Diet-induced obesity leads to a reduction in cardiac function in mice as evidenced by reductions in left ventricular strains and torsion. Reductions in cardiac strain are mostly limited to the subepicardial layer of the left ventricle, with relative preservation of function in the subendocardium. Diet-induced obesity also leads to hypertrophy and reduced synchrony of contraction in the left ventricle of the heart. These findings help to further our understanding of the link between obesity and increased cardiovascular mortality, and also highlight important similarities between cardiac changes observed in obese mouse models and humans with obesity.
CMR: Cardiovascular magnetic resonance; CURE: Circumferential uniformity ratio estimate; DENSE: Displacement encoding with stimulated echoes; RURE: Radial uniformity ratio estimate.
Dr. Epstein receives research support from Siemens.
SK completed the data analysis and drafted the manuscript. CH helped with data analysis and interpretation and drafting of the manuscript. CB and AM assisted with data collection and analysis and preparation of the manuscript. DP oversaw the CMR acquisition and also helped with data analysis and interpretation. LC participated in the study design and coordination, interpretation of results and drafting of the manuscript. FE developed the acquisition protocols and participated in the study design, interpretation of results and drafting of the manuscript. BF conceived the study, participated in its design and coordination, oversaw data acquisition and analysis, and helped to draft the manuscript. All authors read and approved the final manuscript.
The authors thank R. Jack Roy and Patrick Antkowiak for their assistance with setting up the CMR protocols.

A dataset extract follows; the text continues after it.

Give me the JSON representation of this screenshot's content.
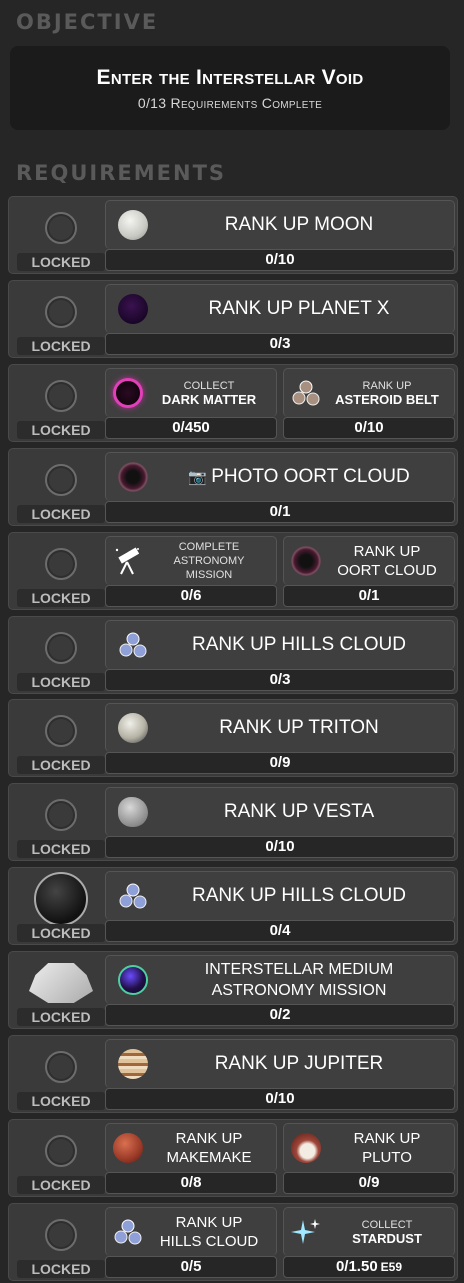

This work was supported by a pilot grant from an Institutional Development Award (IDeA) from the National Institute of General Medical Sciences of the NIH under grant number 8 P20 GM103527-05, the University of Kentucky Cardiovascular Research Center, grant number UL1RR033173 [TL1 RR033172, KL2 RR033171] from the National Center for Research Resources (NCRR), funded by the Office of the Director, National Institutes of Health (NIH) and supported by the NIH Roadmap for Medical Research, an NIH Early Independence Award to BKF (1DP5OD012132-01), and contributions made by local businesses and individuals through a partnership between Kentucky Children’s Hospital and Children’s Miracle network. The content is solely the responsibility of the authors and does not necessarily represent the official views of the funding sources.